§ **SOURCE DATA**
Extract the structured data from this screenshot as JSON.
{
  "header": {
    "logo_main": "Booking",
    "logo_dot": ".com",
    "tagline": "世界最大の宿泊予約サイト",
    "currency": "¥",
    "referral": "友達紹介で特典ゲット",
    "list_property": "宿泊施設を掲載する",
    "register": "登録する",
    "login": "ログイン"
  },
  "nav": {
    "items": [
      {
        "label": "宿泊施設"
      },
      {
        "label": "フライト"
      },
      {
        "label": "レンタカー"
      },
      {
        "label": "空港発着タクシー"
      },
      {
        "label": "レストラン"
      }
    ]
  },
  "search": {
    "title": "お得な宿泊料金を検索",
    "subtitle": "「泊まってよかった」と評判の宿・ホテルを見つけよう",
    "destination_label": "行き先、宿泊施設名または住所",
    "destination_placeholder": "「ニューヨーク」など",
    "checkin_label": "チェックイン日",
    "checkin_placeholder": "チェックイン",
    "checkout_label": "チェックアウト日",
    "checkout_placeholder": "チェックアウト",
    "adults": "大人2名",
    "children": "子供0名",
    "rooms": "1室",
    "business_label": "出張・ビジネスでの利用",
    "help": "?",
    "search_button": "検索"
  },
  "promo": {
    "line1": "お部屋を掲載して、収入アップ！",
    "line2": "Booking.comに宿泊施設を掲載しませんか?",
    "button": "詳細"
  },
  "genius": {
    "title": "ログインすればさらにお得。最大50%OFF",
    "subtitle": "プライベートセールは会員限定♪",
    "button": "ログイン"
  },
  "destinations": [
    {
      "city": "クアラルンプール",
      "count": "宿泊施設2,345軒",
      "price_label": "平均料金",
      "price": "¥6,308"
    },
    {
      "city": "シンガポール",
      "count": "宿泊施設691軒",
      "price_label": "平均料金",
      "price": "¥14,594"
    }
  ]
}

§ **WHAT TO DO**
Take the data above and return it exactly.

§ **REPLY TO THE EXERCISE**
Extract the structured data from this screenshot as JSON.
{
  "header": {
    "logo_main": "Booking",
    "logo_dot": ".com",
    "tagline": "世界最大の宿泊予約サイト",
    "currency": "¥",
    "referral": "友達紹介で特典ゲット",
    "list_property": "宿泊施設を掲載する",
    "register": "登録する",
    "login": "ログイン"
  },
  "nav": {
    "items": [
      {
        "label": "宿泊施設"
      },
      {
        "label": "フライト"
      },
      {
        "label": "レンタカー"
      },
      {
        "label": "空港発着タクシー"
      },
      {
        "label": "レストラン"
      }
    ]
  },
  "search": {
    "title": "お得な宿泊料金を検索",
    "subtitle": "「泊まってよかった」と評判の宿・ホテルを見つけよう",
    "destination_label": "行き先、宿泊施設名または住所",
    "destination_placeholder": "「ニューヨーク」など",
    "checkin_label": "チェックイン日",
    "checkin_placeholder": "チェックイン",
    "checkout_label": "チェックアウト日",
    "checkout_placeholder": "チェックアウト",
    "adults": "大人2名",
    "children": "子供0名",
    "rooms": "1室",
    "business_label": "出張・ビジネスでの利用",
    "help": "?",
    "search_button": "検索"
  },
  "promo": {
    "line1": "お部屋を掲載して、収入アップ！",
    "line2": "Booking.comに宿泊施設を掲載しませんか?",
    "button": "詳細"
  },
  "genius": {
    "title": "ログインすればさらにお得。最大50%OFF",
    "subtitle": "プライベートセールは会員限定♪",
    "button": "ログイン"
  },
  "destinations": [
    {
      "city": "クアラルンプール",
      "count": "宿泊施設2,345軒",
      "price_label": "平均料金",
      "price": "¥6,308"
    },
    {
      "city": "シンガポール",
      "count": "宿泊施設691軒",
      "price_label": "平均料金",
      "price": "¥14,594"
    }
  ]
}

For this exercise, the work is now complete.